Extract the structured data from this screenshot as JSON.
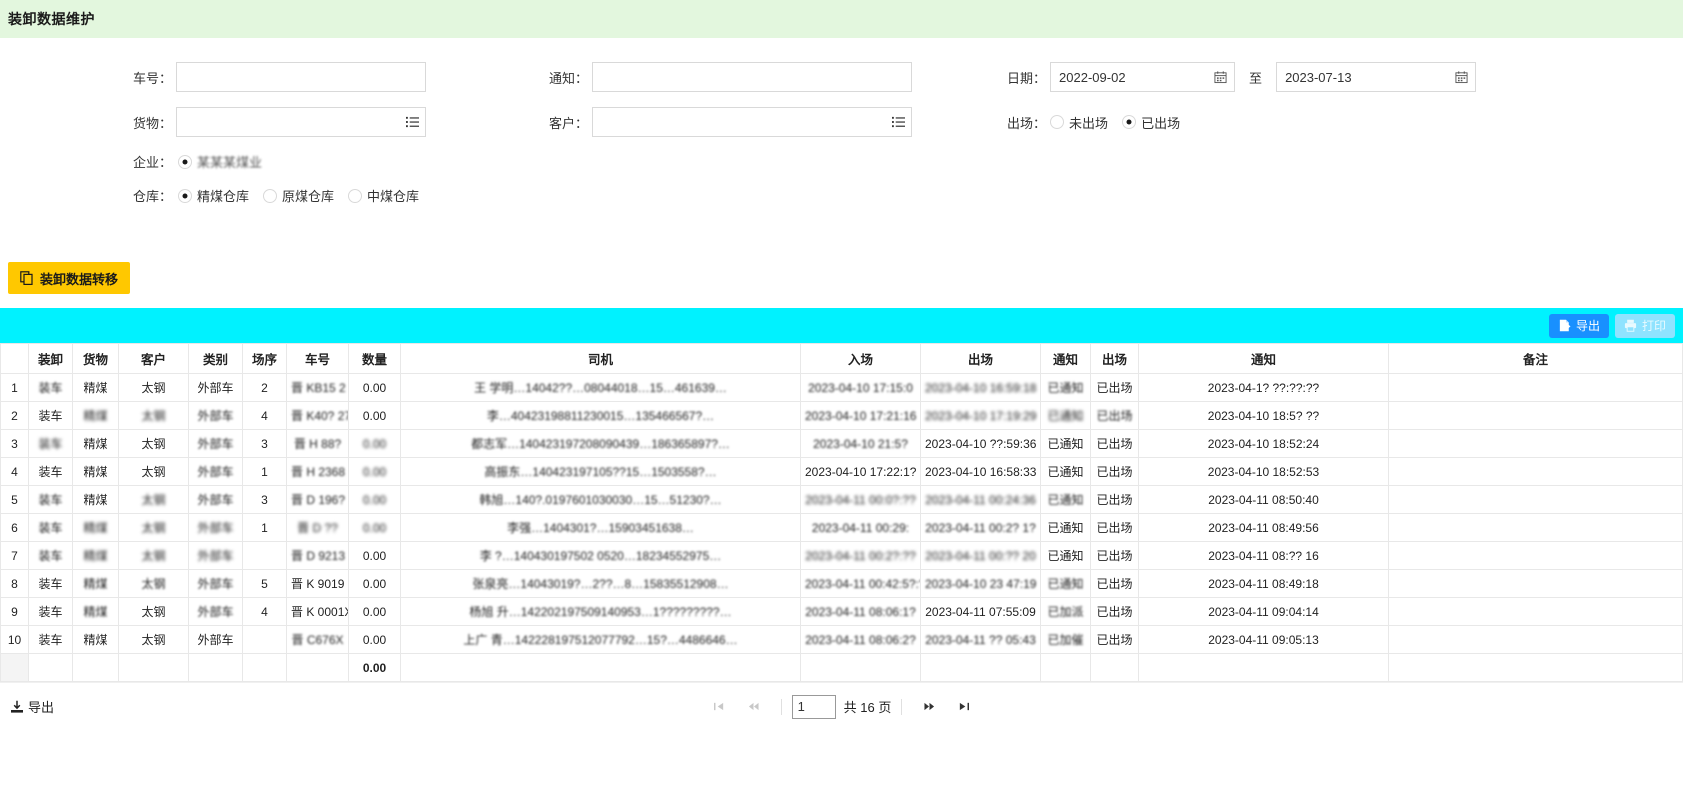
{
  "header": {
    "title": "装卸数据维护"
  },
  "form": {
    "car_no": {
      "label": "车号：",
      "value": "",
      "placeholder": ""
    },
    "notice": {
      "label": "通知：",
      "value": "",
      "placeholder": ""
    },
    "date": {
      "label": "日期：",
      "from": "2022-09-02",
      "to_label": "至",
      "to": "2023-07-13",
      "icon": "calendar-icon"
    },
    "goods": {
      "label": "货物：",
      "value": "",
      "placeholder": "",
      "icon": "list-select-icon"
    },
    "customer": {
      "label": "客户：",
      "value": "",
      "placeholder": "",
      "icon": "list-select-icon"
    },
    "exit": {
      "label": "出场：",
      "options": [
        "未出场",
        "已出场"
      ],
      "selected": "已出场"
    },
    "enterprise": {
      "label": "企业：",
      "options": [
        "某某某煤业"
      ],
      "selected": "某某某煤业",
      "obscured": true
    },
    "warehouse": {
      "label": "仓库：",
      "options": [
        "精煤仓库",
        "原煤仓库",
        "中煤仓库"
      ],
      "selected": "精煤仓库"
    }
  },
  "actions": {
    "transfer_label": "装卸数据转移",
    "transfer_icon": "copy-icon"
  },
  "toolbar": {
    "export_label": "导出",
    "export_icon": "file-export-icon",
    "print_label": "打印",
    "print_icon": "printer-icon",
    "print_disabled": true,
    "background": "#00f2ff"
  },
  "table": {
    "columns": [
      "",
      "装卸",
      "货物",
      "客户",
      "类别",
      "场序",
      "车号",
      "数量",
      "司机",
      "入场",
      "出场",
      "通知",
      "出场",
      "通知",
      "备注"
    ],
    "rows": [
      {
        "no": "1",
        "load": "装车",
        "goods": "精煤",
        "customer": "太钢",
        "type": "外部车",
        "seq": "2",
        "car": "晋 KB15 2",
        "qty": "0.00",
        "driver": "王 学明…14042??…08044018…15…461639…",
        "enter": "2023-04-10 17:15:0",
        "exit": "2023-04-10 16:59:18",
        "notify_time": "2023-04-1? ??:??:??",
        "notify": "已通知",
        "exit_status": "已出场",
        "remark": ""
      },
      {
        "no": "2",
        "load": "装车",
        "goods": "精煤",
        "customer": "太钢",
        "type": "外部车",
        "seq": "4",
        "car": "晋 K40? 27",
        "qty": "0.00",
        "driver": "李…40423198811230015…135466567?…",
        "enter": "2023-04-10 17:21:16",
        "exit": "2023-04-10 17:19:29",
        "notify_time": "2023-04-10 18:5? ??",
        "notify": "已通知",
        "exit_status": "已出场",
        "remark": ""
      },
      {
        "no": "3",
        "load": "装车",
        "goods": "精煤",
        "customer": "太钢",
        "type": "外部车",
        "seq": "3",
        "car": "晋 H 88?",
        "qty": "0.00",
        "driver": "都志军…140423197208090439…186365897?…",
        "enter": "2023-04-10 21:5?",
        "exit": "2023-04-10 ??:59:36",
        "notify_time": "2023-04-10 18:52:24",
        "notify": "已通知",
        "exit_status": "已出场",
        "remark": ""
      },
      {
        "no": "4",
        "load": "装车",
        "goods": "精煤",
        "customer": "太钢",
        "type": "外部车",
        "seq": "1",
        "car": "晋 H 2368",
        "qty": "0.00",
        "driver": "高振东…140423197105??15…1503558?…",
        "enter": "2023-04-10 17:22:1?",
        "exit": "2023-04-10 16:58:33",
        "notify_time": "2023-04-10 18:52:53",
        "notify": "已通知",
        "exit_status": "已出场",
        "remark": ""
      },
      {
        "no": "5",
        "load": "装车",
        "goods": "精煤",
        "customer": "太钢",
        "type": "外部车",
        "seq": "3",
        "car": "晋 D 196?",
        "qty": "0.00",
        "driver": "韩旭…140?.0197601030030…15…51230?…",
        "enter": "2023-04-11 00:0?:??",
        "exit": "2023-04-11 00:24:36",
        "notify_time": "2023-04-11 08:50:40",
        "notify": "已通知",
        "exit_status": "已出场",
        "remark": ""
      },
      {
        "no": "6",
        "load": "装车",
        "goods": "精煤",
        "customer": "太钢",
        "type": "外部车",
        "seq": "1",
        "car": "晋 D ??",
        "qty": "0.00",
        "driver": "李强…1404301?…15903451638…",
        "enter": "2023-04-11 00:29:",
        "exit": "2023-04-11 00:2? 1?",
        "notify_time": "2023-04-11 08:49:56",
        "notify": "已通知",
        "exit_status": "已出场",
        "remark": ""
      },
      {
        "no": "7",
        "load": "装车",
        "goods": "精煤",
        "customer": "太钢",
        "type": "外部车",
        "seq": "",
        "car": "晋 D 9213",
        "qty": "0.00",
        "driver": "李 ?…140430197502 0520…18234552975…",
        "enter": "2023-04-11 00:2?:??",
        "exit": "2023-04-11 00:?? 20",
        "notify_time": "2023-04-11 08:?? 16",
        "notify": "已通知",
        "exit_status": "已出场",
        "remark": ""
      },
      {
        "no": "8",
        "load": "装车",
        "goods": "精煤",
        "customer": "太钢",
        "type": "外部车",
        "seq": "5",
        "car": "晋 K 9019",
        "qty": "0.00",
        "driver": "张泉亮…14043019?…2??…8…15835512908…",
        "enter": "2023-04-11 00:42:5?:?",
        "exit": "2023-04-10 23 47:19",
        "notify_time": "2023-04-11 08:49:18",
        "notify": "已通知",
        "exit_status": "已出场",
        "remark": ""
      },
      {
        "no": "9",
        "load": "装车",
        "goods": "精煤",
        "customer": "太钢",
        "type": "外部车",
        "seq": "4",
        "car": "晋 K 0001X",
        "qty": "0.00",
        "driver": "杨旭 升…142202197509140953…1?????????…",
        "enter": "2023-04-11 08:06:1?",
        "exit": "2023-04-11 07:55:09",
        "notify_time": "2023-04-11 09:04:14",
        "notify": "已加派",
        "exit_status": "已出场",
        "remark": ""
      },
      {
        "no": "10",
        "load": "装车",
        "goods": "精煤",
        "customer": "太钢",
        "type": "外部车",
        "seq": "",
        "car": "晋 C676X",
        "qty": "0.00",
        "driver": "上广 青…142228197512077792…15?…4486646…",
        "enter": "2023-04-11 08:06:2?",
        "exit": "2023-04-11 ?? 05:43",
        "notify_time": "2023-04-11 09:05:13",
        "notify": "已加催",
        "exit_status": "已出场",
        "remark": ""
      }
    ],
    "total_row": {
      "qty": "0.00"
    }
  },
  "footer": {
    "export_label": "导出",
    "export_icon": "download-icon",
    "pager": {
      "first_icon": "first-page-icon",
      "prev_icon": "prev-page-icon",
      "next_icon": "next-page-icon",
      "last_icon": "last-page-icon",
      "current_page": "1",
      "total_text": "共 16 页"
    }
  }
}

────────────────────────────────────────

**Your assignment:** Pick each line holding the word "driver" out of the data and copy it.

**Solution below:**
        "driver": "王 学明…14042??…08044018…15…461639…",
        "driver": "李…40423198811230015…135466567?…",
        "driver": "都志军…140423197208090439…186365897?…",
        "driver": "高振东…140423197105??15…1503558?…",
        "driver": "韩旭…140?.0197601030030…15…51230?…",
        "driver": "李强…1404301?…15903451638…",
        "driver": "李 ?…140430197502 0520…18234552975…",
        "driver": "张泉亮…14043019?…2??…8…15835512908…",
        "driver": "杨旭 升…142202197509140953…1?????????…",
        "driver": "上广 青…142228197512077792…15?…4486646…",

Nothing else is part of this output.